Traditional retail companies are likely to face even more defaults this year over last year, according to a recent report from S&P Global Ratings reported on by MarketWatch.
Last year, the industry saw 11 defaults among major retailers, but companies are still saddled with high debt loads after more than a decade of a boom in leveraged buyouts, the firm said.
“We are now beyond the tipping point we noted in February 2017 for defaults and expect adverse secular trends to continue for issuers in the retail subsectors that have been especially challenging — department stores, specialty apparel, and regional grocery,” analysts led by Robert Schulz wrote in the report. (See also: Why Kohl’s is Back From the Brink.)
This year, an estimated $5.6 billion in debt is coming due in the retail sector. S&P Global analysts say that is a manageable amount, but many companies are likely to start restructuring to prepare for the years ahead. In 2019, about $13 billion in debt is coming due and in 2020, $18 billion.
Brick-and-mortar retailers that depend on a flow of foot traffic to boost sales are struggling as shoppers are increasingly buying online on e-commerce websites like Amazon (AMZN). Some have adapted strategies to better connect with consumers, such as establishing in-store experiences, and others have improved their own online channels. But others just can’t keep up with the shift.
So far this year, the retail sector has seen three defaults including from teen apparel retailer Charlotte Russe, department store chain Bon Ton Stores and supermarket chain Tops Holding LLC.
And already, S&P Global, like many ratings firms, has slapped several retail stocks with downgrades. So far, it has downgraded 11 retailers and has a negative outlook on 34% of the retail companies it follows. In 2017, S&P Global downgraded 75 companies in retail.

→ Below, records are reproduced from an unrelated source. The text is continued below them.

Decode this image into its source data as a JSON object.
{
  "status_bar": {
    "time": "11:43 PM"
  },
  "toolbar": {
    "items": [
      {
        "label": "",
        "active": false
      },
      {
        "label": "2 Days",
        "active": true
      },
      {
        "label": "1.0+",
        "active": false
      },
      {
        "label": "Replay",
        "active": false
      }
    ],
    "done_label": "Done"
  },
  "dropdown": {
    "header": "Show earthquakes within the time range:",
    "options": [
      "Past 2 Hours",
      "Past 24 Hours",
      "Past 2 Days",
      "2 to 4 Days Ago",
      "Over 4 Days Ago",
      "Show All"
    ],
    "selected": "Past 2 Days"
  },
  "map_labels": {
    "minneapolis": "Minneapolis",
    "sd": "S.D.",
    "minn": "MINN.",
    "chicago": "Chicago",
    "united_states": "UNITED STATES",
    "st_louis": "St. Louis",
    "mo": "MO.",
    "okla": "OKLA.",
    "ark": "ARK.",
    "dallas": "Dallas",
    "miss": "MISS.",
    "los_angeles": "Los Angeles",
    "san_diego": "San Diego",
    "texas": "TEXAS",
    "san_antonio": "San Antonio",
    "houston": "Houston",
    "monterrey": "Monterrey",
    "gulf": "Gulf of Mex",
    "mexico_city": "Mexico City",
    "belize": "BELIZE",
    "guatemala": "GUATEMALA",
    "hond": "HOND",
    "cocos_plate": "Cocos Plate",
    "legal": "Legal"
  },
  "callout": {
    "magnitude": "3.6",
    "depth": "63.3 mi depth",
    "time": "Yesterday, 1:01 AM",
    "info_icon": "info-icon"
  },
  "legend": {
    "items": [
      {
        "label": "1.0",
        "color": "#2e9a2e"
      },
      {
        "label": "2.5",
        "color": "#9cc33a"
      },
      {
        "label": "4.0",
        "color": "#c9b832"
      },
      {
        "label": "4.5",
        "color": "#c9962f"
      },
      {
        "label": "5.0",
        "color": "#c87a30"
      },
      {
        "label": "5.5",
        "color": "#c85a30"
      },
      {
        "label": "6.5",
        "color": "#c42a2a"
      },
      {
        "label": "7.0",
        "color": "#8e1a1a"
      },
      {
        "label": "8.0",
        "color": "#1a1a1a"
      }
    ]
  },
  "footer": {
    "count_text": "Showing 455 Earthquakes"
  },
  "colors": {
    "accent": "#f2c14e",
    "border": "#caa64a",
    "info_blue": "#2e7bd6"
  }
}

In the report S&P said that businesses like GNC (GNC) and Pet Smart that are suffocating under debt from leveraged acquisitions will have a very tough year. Other retailers it believes will have a difficult 2018 include Sears Holdings (SHLD), Claire’s Stores and Guitar Center Inc.